• **Prompt**: Filter task. Return each line of the material that holds the string "image".

• **Exercise inputs**:
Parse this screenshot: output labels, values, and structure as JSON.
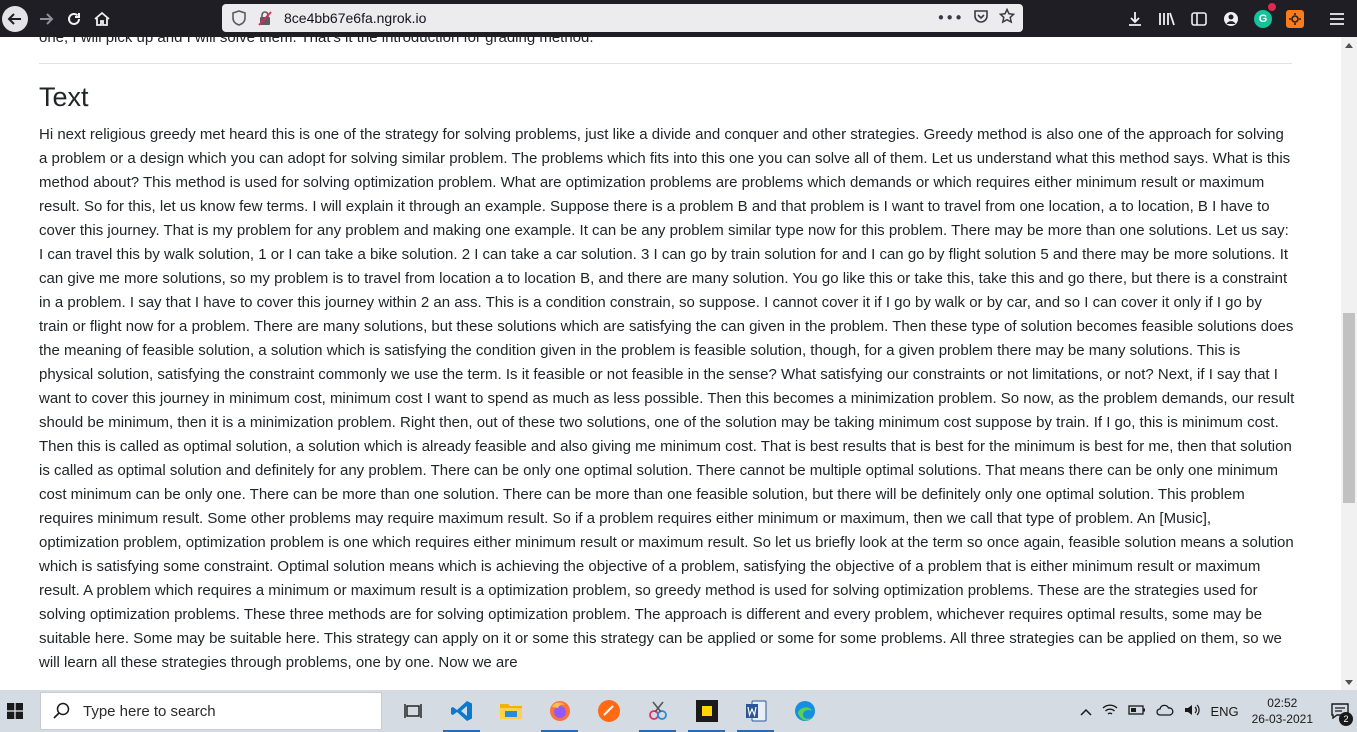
{
  "browser": {
    "url": "8ce4bb67e6fa.ngrok.io",
    "page_actions_label": "•••"
  },
  "page": {
    "previous_line": "one, I will pick up and I will solve them. That's it the introduction for grading method.",
    "section_title": "Text",
    "body": "Hi next religious greedy met heard this is one of the strategy for solving problems, just like a divide and conquer and other strategies. Greedy method is also one of the approach for solving a problem or a design which you can adopt for solving similar problem. The problems which fits into this one you can solve all of them. Let us understand what this method says. What is this method about? This method is used for solving optimization problem. What are optimization problems are problems which demands or which requires either minimum result or maximum result. So for this, let us know few terms. I will explain it through an example. Suppose there is a problem B and that problem is I want to travel from one location, a to location, B I have to cover this journey. That is my problem for any problem and making one example. It can be any problem similar type now for this problem. There may be more than one solutions. Let us say: I can travel this by walk solution, 1 or I can take a bike solution. 2 I can take a car solution. 3 I can go by train solution for and I can go by flight solution 5 and there may be more solutions. It can give me more solutions, so my problem is to travel from location a to location B, and there are many solution. You go like this or take this, take this and go there, but there is a constraint in a problem. I say that I have to cover this journey within 2 an ass. This is a condition constrain, so suppose. I cannot cover it if I go by walk or by car, and so I can cover it only if I go by train or flight now for a problem. There are many solutions, but these solutions which are satisfying the can given in the problem. Then these type of solution becomes feasible solutions does the meaning of feasible solution, a solution which is satisfying the condition given in the problem is feasible solution, though, for a given problem there may be many solutions. This is physical solution, satisfying the constraint commonly we use the term. Is it feasible or not feasible in the sense? What satisfying our constraints or not limitations, or not? Next, if I say that I want to cover this journey in minimum cost, minimum cost I want to spend as much as less possible. Then this becomes a minimization problem. So now, as the problem demands, our result should be minimum, then it is a minimization problem. Right then, out of these two solutions, one of the solution may be taking minimum cost suppose by train. If I go, this is minimum cost. Then this is called as optimal solution, a solution which is already feasible and also giving me minimum cost. That is best results that is best for the minimum is best for me, then that solution is called as optimal solution and definitely for any problem. There can be only one optimal solution. There cannot be multiple optimal solutions. That means there can be only one minimum cost minimum can be only one. There can be more than one solution. There can be more than one feasible solution, but there will be definitely only one optimal solution. This problem requires minimum result. Some other problems may require maximum result. So if a problem requires either minimum or maximum, then we call that type of problem. An [Music], optimization problem, optimization problem is one which requires either minimum result or maximum result. So let us briefly look at the term so once again, feasible solution means a solution which is satisfying some constraint. Optimal solution means which is achieving the objective of a problem, satisfying the objective of a problem that is either minimum result or maximum result. A problem which requires a minimum or maximum result is a optimization problem, so greedy method is used for solving optimization problems. These are the strategies used for solving optimization problems. These three methods are for solving optimization problem. The approach is different and every problem, whichever requires optimal results, some may be suitable here. Some may be suitable here. This strategy can apply on it or some this strategy can be applied or some for some problems. All three strategies can be applied on them, so we will learn all these strategies through problems, one by one. Now we are"
  },
  "taskbar": {
    "search_placeholder": "Type here to search",
    "language": "ENG",
    "time": "02:52",
    "date": "26-03-2021",
    "notification_count": "2"
  }
}
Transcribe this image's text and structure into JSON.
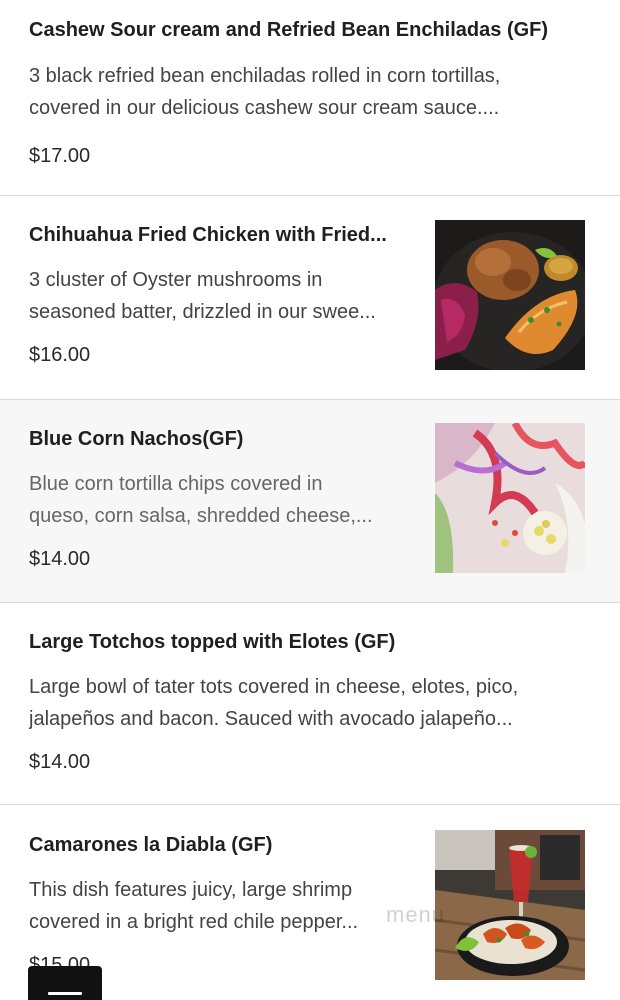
{
  "items": [
    {
      "title": "Cashew Sour cream and Refried Bean Enchiladas (GF)",
      "desc1": "3 black refried bean enchiladas rolled in corn tortillas,",
      "desc2": "covered in our delicious cashew sour cream sauce....",
      "price": "$17.00"
    },
    {
      "title": "Chihuahua Fried Chicken with Fried...",
      "desc1": "3 cluster of Oyster mushrooms in",
      "desc2": "seasoned batter, drizzled in our swee...",
      "price": "$16.00",
      "image": "fried-chicken-plate"
    },
    {
      "title": "Blue Corn Nachos(GF)",
      "desc1": "Blue corn tortilla chips covered in",
      "desc2": "queso, corn salsa, shredded cheese,...",
      "price": "$14.00",
      "image": "blue-corn-nachos-plate"
    },
    {
      "title": "Large Totchos topped with Elotes (GF)",
      "desc1": "Large bowl of tater tots covered in cheese, elotes, pico,",
      "desc2": "jalapeños and bacon. Sauced with avocado jalapeño...",
      "price": "$14.00"
    },
    {
      "title": "Camarones la Diabla (GF)",
      "desc1": "This dish features juicy, large shrimp",
      "desc2": "covered in a bright red chile pepper...",
      "price": "$15.00",
      "image": "camarones-diabla-plate"
    }
  ],
  "watermark": "menu",
  "menu_button_icon": "menu-list-icon"
}
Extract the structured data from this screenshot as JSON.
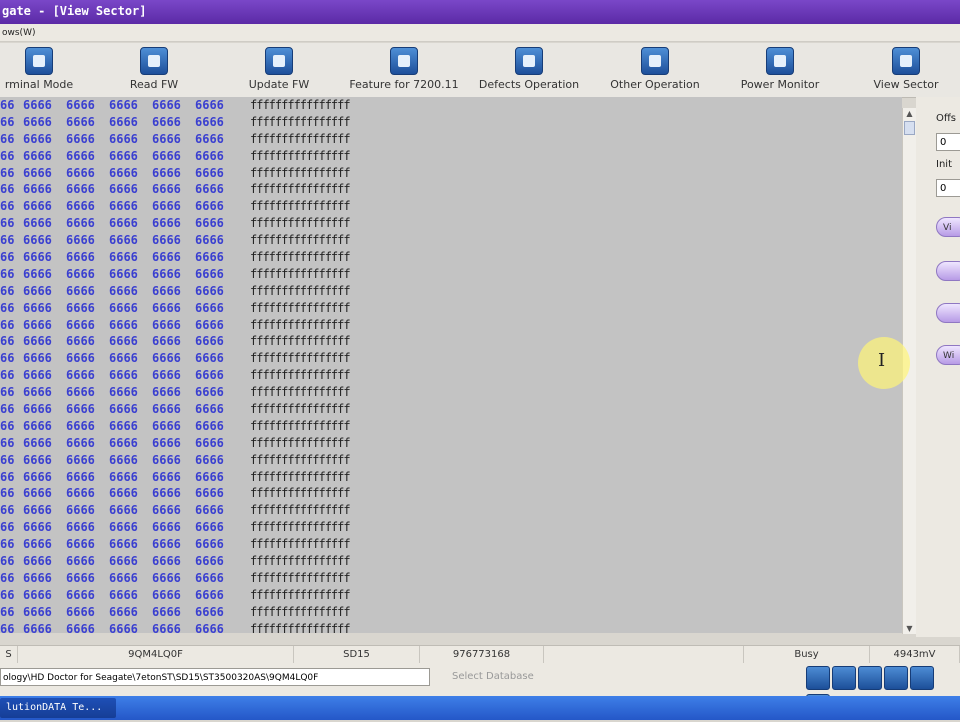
{
  "window": {
    "title": "gate - [View Sector]"
  },
  "menubar": {
    "item": "ows(W)"
  },
  "toolbar": {
    "buttons": [
      {
        "label": "rminal Mode",
        "icon": "terminal-icon"
      },
      {
        "label": "Read FW",
        "icon": "read-fw-icon"
      },
      {
        "label": "Update FW",
        "icon": "update-fw-icon"
      },
      {
        "label": "Feature for 7200.11",
        "icon": "feature-arrow-icon"
      },
      {
        "label": "Defects Operation",
        "icon": "defects-tool-icon"
      },
      {
        "label": "Other Operation",
        "icon": "other-operation-icon"
      },
      {
        "label": "Power Monitor",
        "icon": "power-monitor-icon"
      },
      {
        "label": "View Sector",
        "icon": "view-sector-icon"
      }
    ]
  },
  "hex": {
    "first_col": "66",
    "cell": "6666",
    "ascii": "ffffffffffffffff",
    "rows": 32
  },
  "right_panel": {
    "offset_label": "Offs",
    "offset_value": "0",
    "init_label": "Init",
    "init_value": "0",
    "btn1": "Vi",
    "btn2": "",
    "btn3": "",
    "btn4": "Wi"
  },
  "status": {
    "cells": [
      "S",
      "9QM4LQ0F",
      "SD15",
      "976773168",
      "",
      "Busy",
      "4943mV"
    ]
  },
  "path": {
    "text": "ology\\HD Doctor for Seagate\\7etonST\\SD15\\ST3500320AS\\9QM4LQ0F",
    "select_placeholder": "Select Database"
  },
  "taskbar": {
    "item": "lutionDATA Te..."
  }
}
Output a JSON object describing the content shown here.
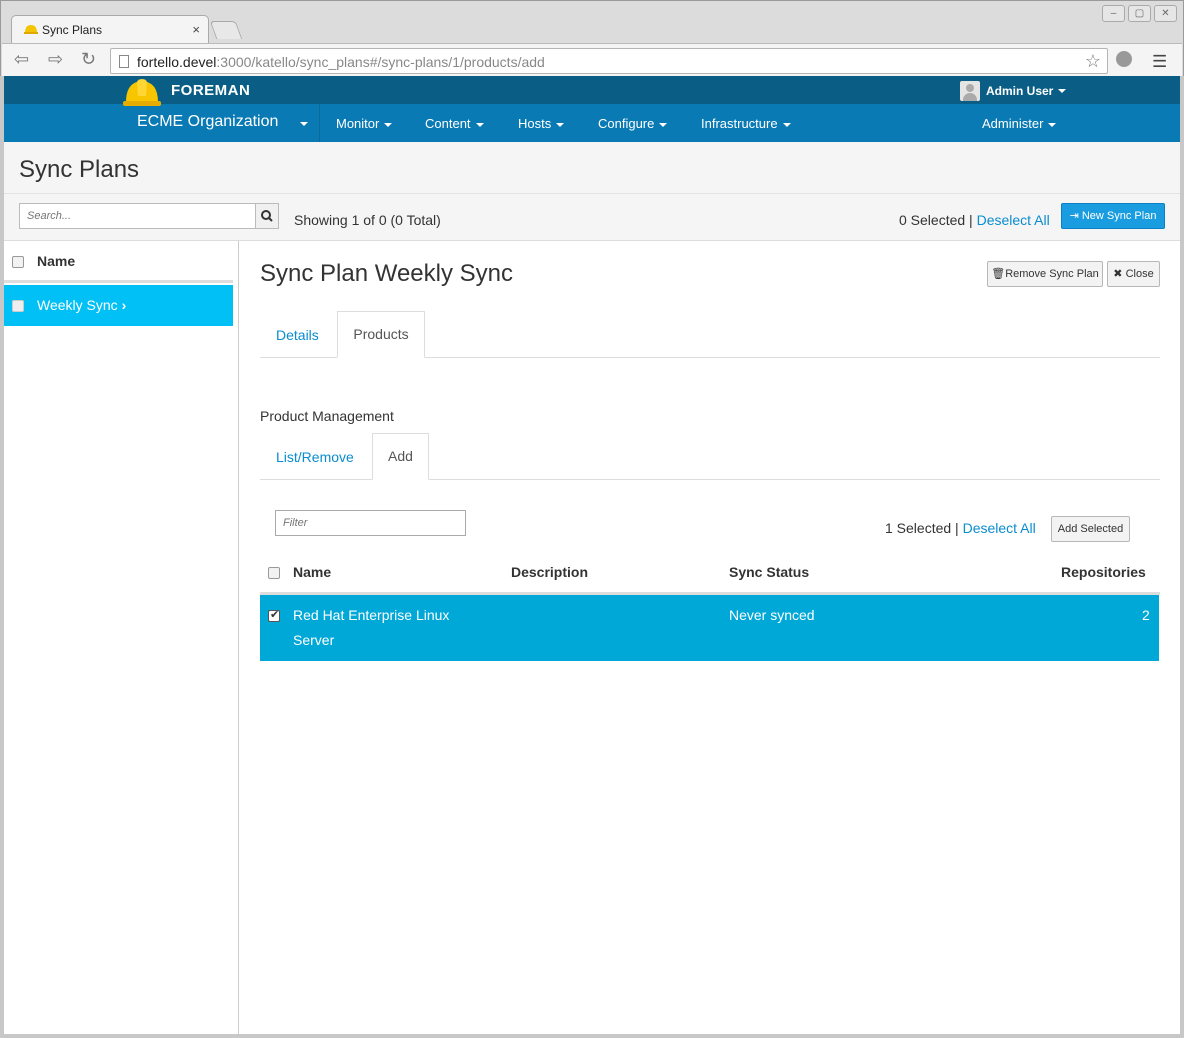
{
  "browser": {
    "tab_title": "Sync Plans",
    "tab_close": "×",
    "url_host": "fortello.devel",
    "url_rest": ":3000/katello/sync_plans#/sync-plans/1/products/add",
    "window_buttons": [
      "–",
      "▢",
      "✕"
    ]
  },
  "header": {
    "brand": "FOREMAN",
    "user": "Admin User",
    "organization": "ECME Organization",
    "nav": [
      "Monitor",
      "Content",
      "Hosts",
      "Configure",
      "Infrastructure"
    ],
    "administer": "Administer",
    "accent": "#0a7ab4"
  },
  "page": {
    "title": "Sync Plans",
    "search_placeholder": "Search...",
    "showing": "Showing 1 of 0 (0 Total)",
    "selected_text": "0 Selected |",
    "deselect_all": "Deselect All",
    "new_button": "New Sync Plan"
  },
  "list": {
    "header": "Name",
    "rows": [
      {
        "label": "Weekly Sync"
      }
    ]
  },
  "detail": {
    "title": "Sync Plan Weekly Sync",
    "remove_button": "Remove Sync Plan",
    "close_button": "Close",
    "tabs": [
      "Details",
      "Products"
    ],
    "section_label": "Product Management",
    "subtabs": [
      "List/Remove",
      "Add"
    ],
    "filter_placeholder": "Filter",
    "selected_text": "1 Selected |",
    "deselect_all": "Deselect All",
    "add_selected": "Add Selected",
    "columns": [
      "Name",
      "Description",
      "Sync Status",
      "Repositories"
    ],
    "rows": [
      {
        "name_line1": "Red Hat Enterprise Linux",
        "name_line2": "Server",
        "description": "",
        "sync_status": "Never synced",
        "repositories": "2",
        "checked": true
      }
    ]
  }
}
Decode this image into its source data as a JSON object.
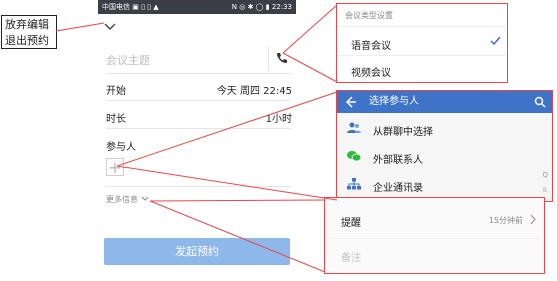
{
  "callout": {
    "line1": "放弃编辑",
    "line2": "退出预约"
  },
  "status": {
    "carrier": "中国电信 ▣ ▯ ▯ ▲",
    "right": "N ◎ ✱ ◯ ▮ 22:33"
  },
  "form": {
    "topic_placeholder": "会议主题",
    "start_label": "开始",
    "start_value": "今天 周四 22:45",
    "duration_label": "时长",
    "duration_value": "1小时",
    "participants_label": "参与人",
    "more_info": "更多信息",
    "submit": "发起预约"
  },
  "meeting_type": {
    "title": "会议类型设置",
    "options": [
      {
        "label": "语音会议"
      },
      {
        "label": "视频会议"
      }
    ]
  },
  "participants_panel": {
    "title": "选择参与人",
    "items": [
      {
        "label": "从群聊中选择"
      },
      {
        "label": "外部联系人"
      },
      {
        "label": "企业通讯录"
      }
    ],
    "index_letters": [
      "Q",
      "B"
    ]
  },
  "reminder": {
    "label": "提醒",
    "value": "15分钟前",
    "notes_placeholder": "备注"
  },
  "colors": {
    "accent": "#3e73c8",
    "callout_border": "#e4484b",
    "button": "#8fb8ea"
  }
}
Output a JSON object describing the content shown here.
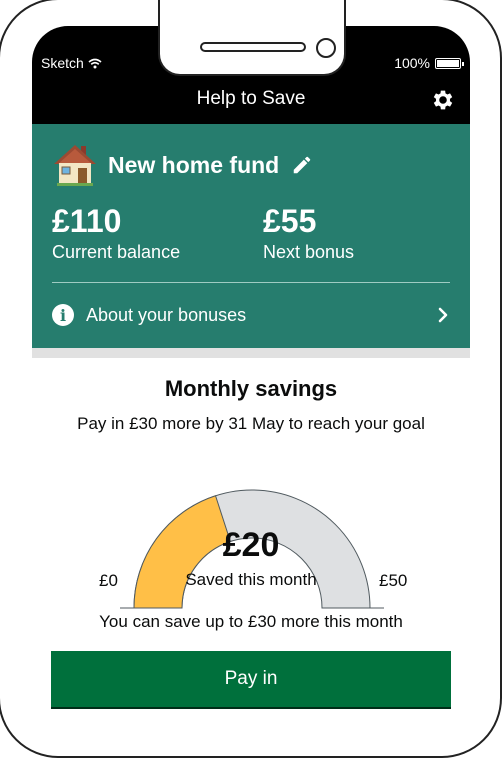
{
  "status": {
    "carrier": "Sketch",
    "battery": "100%"
  },
  "nav": {
    "title": "Help to Save",
    "settings_icon": "gear-icon"
  },
  "fund": {
    "name": "New home fund",
    "icon": "house-icon",
    "balance": "£110",
    "balance_label": "Current balance",
    "bonus": "£55",
    "bonus_label": "Next bonus",
    "about_label": "About your bonuses"
  },
  "savings": {
    "title": "Monthly savings",
    "subtitle": "Pay in £30 more by 31 May to reach your goal",
    "saved_amount": "£20",
    "saved_label": "Saved this month",
    "min_label": "£0",
    "max_label": "£50",
    "progress_fraction": 0.4,
    "note": "You can save up to £30 more this month",
    "pay_in_label": "Pay in"
  },
  "colors": {
    "hero": "#267d6e",
    "gauge_fill": "#ffbf47",
    "gauge_track": "#dee0e2",
    "button": "#00703c"
  }
}
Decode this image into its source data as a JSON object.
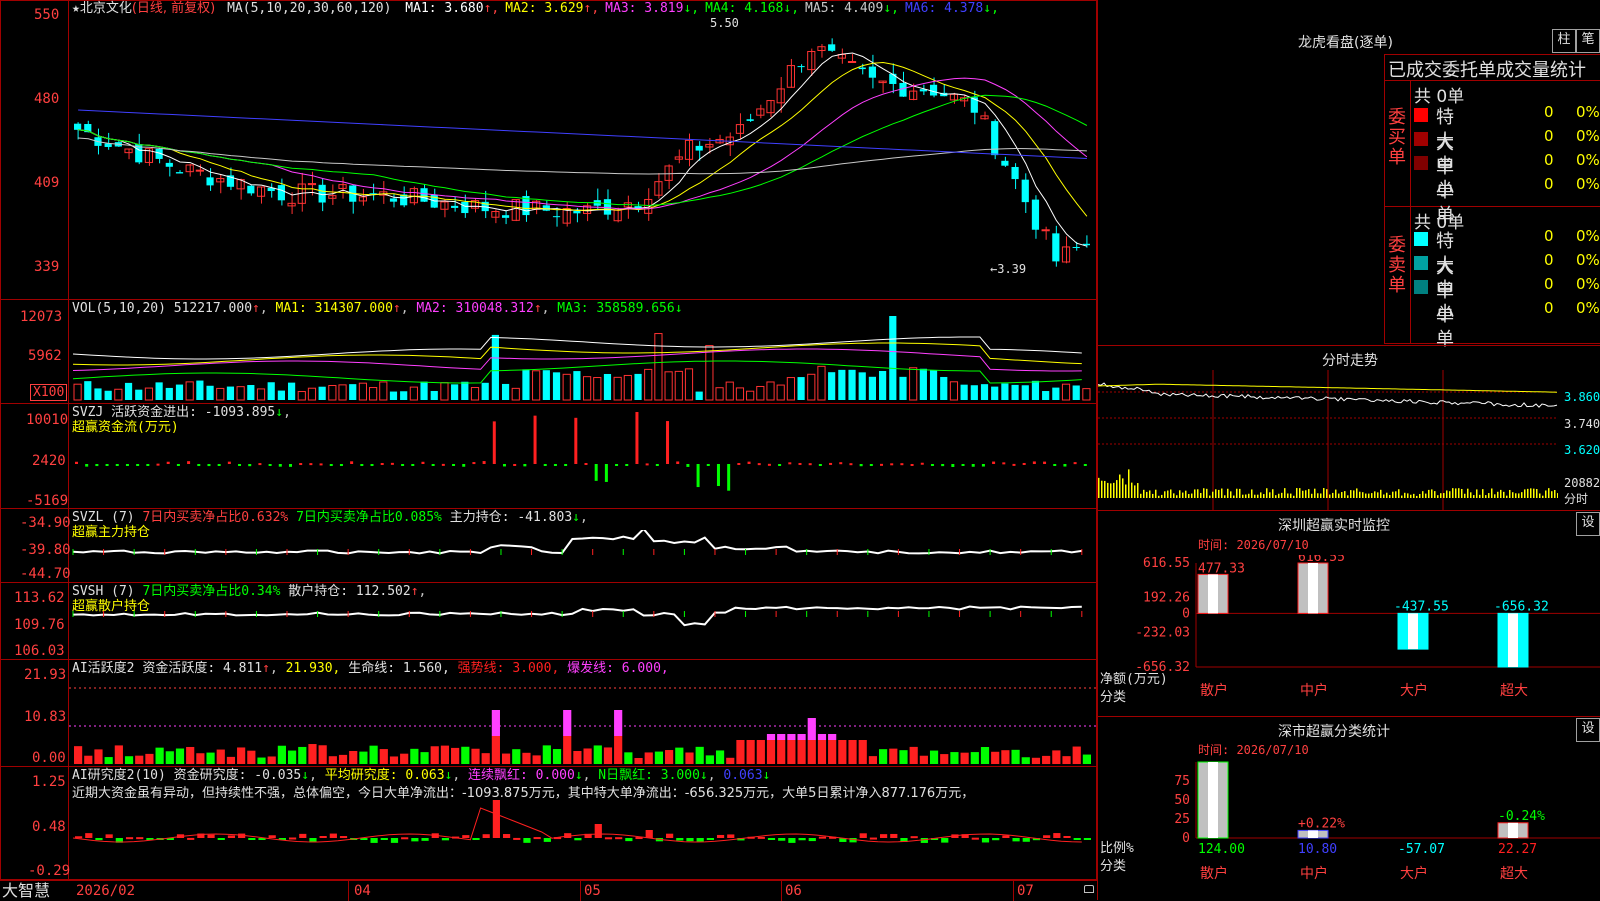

• **Response area**:
Transcribe this image's text and structure into JSON.
      "image": "fried-chicken-plate"
      "image": "blue-corn-nachos-plate"
      "image": "camarones-diabla-plate"
Decode this image into its source data as a JSON object.
Decode this image into its source data as a JSON object.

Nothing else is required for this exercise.